TASK => Each line that includes the word "name" should be copied from the records.

DATA EXTRACT =>
-- Opening Marker --

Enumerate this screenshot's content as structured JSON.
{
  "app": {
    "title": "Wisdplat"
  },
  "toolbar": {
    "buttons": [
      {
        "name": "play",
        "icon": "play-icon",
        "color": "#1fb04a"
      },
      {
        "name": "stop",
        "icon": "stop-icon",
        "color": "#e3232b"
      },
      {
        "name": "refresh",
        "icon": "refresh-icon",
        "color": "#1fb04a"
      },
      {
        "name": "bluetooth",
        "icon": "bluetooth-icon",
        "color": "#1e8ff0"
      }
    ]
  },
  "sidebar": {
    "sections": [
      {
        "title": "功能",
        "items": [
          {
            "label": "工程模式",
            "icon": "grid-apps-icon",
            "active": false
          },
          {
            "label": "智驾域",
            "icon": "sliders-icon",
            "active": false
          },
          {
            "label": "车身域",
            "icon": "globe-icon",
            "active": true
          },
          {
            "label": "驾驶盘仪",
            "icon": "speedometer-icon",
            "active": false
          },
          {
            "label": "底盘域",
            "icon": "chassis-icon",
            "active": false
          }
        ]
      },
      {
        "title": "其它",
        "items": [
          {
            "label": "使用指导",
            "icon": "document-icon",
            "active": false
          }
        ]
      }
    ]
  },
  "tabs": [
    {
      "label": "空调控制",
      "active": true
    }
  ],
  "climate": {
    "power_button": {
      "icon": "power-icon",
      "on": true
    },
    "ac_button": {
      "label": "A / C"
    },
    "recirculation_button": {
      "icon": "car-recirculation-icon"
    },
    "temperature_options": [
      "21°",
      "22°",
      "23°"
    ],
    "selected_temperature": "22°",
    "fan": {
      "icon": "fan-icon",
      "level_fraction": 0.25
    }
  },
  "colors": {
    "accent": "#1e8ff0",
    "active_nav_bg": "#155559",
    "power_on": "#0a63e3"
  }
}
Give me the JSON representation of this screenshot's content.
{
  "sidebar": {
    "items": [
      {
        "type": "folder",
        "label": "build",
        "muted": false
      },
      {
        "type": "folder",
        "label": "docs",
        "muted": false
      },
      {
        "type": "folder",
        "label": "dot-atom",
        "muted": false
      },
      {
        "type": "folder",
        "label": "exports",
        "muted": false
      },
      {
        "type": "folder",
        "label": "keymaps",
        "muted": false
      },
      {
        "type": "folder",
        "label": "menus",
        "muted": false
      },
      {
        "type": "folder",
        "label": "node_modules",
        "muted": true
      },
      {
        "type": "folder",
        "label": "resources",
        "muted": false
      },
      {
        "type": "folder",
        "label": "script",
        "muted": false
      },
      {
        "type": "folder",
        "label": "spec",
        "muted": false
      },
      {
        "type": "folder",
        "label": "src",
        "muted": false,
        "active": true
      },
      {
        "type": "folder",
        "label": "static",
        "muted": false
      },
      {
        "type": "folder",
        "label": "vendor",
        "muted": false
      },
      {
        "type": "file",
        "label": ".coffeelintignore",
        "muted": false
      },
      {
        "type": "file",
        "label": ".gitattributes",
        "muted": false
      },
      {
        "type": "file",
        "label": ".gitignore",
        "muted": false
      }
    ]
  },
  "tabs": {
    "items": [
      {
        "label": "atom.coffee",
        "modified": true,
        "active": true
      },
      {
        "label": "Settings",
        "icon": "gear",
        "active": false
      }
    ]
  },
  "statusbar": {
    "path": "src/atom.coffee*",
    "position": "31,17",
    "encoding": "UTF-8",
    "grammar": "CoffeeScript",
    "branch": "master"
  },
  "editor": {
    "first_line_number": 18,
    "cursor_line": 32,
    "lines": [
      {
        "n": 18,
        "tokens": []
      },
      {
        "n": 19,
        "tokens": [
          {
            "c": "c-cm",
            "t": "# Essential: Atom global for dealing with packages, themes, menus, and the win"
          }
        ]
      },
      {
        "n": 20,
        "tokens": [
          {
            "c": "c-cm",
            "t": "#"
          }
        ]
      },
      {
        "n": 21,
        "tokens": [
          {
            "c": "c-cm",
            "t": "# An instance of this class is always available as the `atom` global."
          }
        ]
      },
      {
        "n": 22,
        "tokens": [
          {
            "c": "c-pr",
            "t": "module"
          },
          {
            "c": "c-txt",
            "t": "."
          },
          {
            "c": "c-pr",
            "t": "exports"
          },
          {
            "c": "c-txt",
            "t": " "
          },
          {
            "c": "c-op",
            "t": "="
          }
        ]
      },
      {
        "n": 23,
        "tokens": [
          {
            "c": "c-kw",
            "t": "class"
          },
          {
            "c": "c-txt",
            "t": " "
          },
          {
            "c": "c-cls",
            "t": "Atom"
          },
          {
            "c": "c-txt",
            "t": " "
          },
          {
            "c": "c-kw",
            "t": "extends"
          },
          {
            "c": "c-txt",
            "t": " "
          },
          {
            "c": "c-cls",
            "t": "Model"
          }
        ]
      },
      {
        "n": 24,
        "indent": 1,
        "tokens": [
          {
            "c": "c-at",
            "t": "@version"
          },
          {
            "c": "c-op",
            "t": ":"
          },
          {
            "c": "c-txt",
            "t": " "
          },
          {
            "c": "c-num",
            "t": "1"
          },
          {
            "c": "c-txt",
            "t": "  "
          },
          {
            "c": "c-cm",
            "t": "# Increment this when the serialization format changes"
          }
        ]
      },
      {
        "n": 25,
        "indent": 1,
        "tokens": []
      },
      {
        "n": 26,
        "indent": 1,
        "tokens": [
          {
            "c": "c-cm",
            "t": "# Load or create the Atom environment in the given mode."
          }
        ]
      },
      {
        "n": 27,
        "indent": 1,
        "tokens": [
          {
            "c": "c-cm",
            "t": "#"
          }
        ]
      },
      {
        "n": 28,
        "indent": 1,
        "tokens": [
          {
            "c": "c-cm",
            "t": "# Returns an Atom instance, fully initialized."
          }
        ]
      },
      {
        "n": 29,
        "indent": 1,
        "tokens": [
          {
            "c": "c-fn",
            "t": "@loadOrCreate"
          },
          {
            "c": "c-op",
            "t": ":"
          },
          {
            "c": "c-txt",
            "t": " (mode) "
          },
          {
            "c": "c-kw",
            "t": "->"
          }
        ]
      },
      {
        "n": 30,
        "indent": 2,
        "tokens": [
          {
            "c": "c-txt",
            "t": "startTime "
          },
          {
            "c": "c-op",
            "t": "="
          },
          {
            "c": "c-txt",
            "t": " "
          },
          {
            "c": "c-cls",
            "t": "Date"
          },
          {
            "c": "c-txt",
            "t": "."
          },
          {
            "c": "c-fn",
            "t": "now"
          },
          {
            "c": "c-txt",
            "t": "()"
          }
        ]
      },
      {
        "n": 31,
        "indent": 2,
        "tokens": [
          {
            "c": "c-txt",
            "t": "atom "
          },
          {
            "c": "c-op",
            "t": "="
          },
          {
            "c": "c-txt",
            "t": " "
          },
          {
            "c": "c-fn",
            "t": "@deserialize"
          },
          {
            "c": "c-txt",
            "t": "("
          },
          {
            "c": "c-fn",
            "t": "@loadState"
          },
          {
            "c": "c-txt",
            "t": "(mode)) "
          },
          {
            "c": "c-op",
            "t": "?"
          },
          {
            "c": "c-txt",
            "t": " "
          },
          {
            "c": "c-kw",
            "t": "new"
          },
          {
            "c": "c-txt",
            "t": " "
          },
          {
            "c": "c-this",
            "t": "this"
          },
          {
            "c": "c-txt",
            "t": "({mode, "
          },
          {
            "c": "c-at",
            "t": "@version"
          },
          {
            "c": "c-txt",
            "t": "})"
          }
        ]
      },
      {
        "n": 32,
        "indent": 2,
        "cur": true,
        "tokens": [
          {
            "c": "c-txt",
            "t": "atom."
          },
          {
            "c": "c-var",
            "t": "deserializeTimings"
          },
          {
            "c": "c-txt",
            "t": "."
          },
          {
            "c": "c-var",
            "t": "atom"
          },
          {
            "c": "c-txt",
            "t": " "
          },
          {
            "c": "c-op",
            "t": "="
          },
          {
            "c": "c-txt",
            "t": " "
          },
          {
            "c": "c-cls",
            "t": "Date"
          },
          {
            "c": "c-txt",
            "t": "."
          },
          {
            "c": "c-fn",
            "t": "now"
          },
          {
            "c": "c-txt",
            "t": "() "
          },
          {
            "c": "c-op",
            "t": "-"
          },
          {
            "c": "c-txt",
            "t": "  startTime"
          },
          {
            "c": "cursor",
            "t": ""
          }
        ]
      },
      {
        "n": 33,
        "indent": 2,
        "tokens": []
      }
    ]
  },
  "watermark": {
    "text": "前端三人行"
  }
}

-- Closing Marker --

RESULT FOR THIS TASK =>
        "name": "play",
        "name": "stop",
        "name": "refresh",
        "name": "bluetooth",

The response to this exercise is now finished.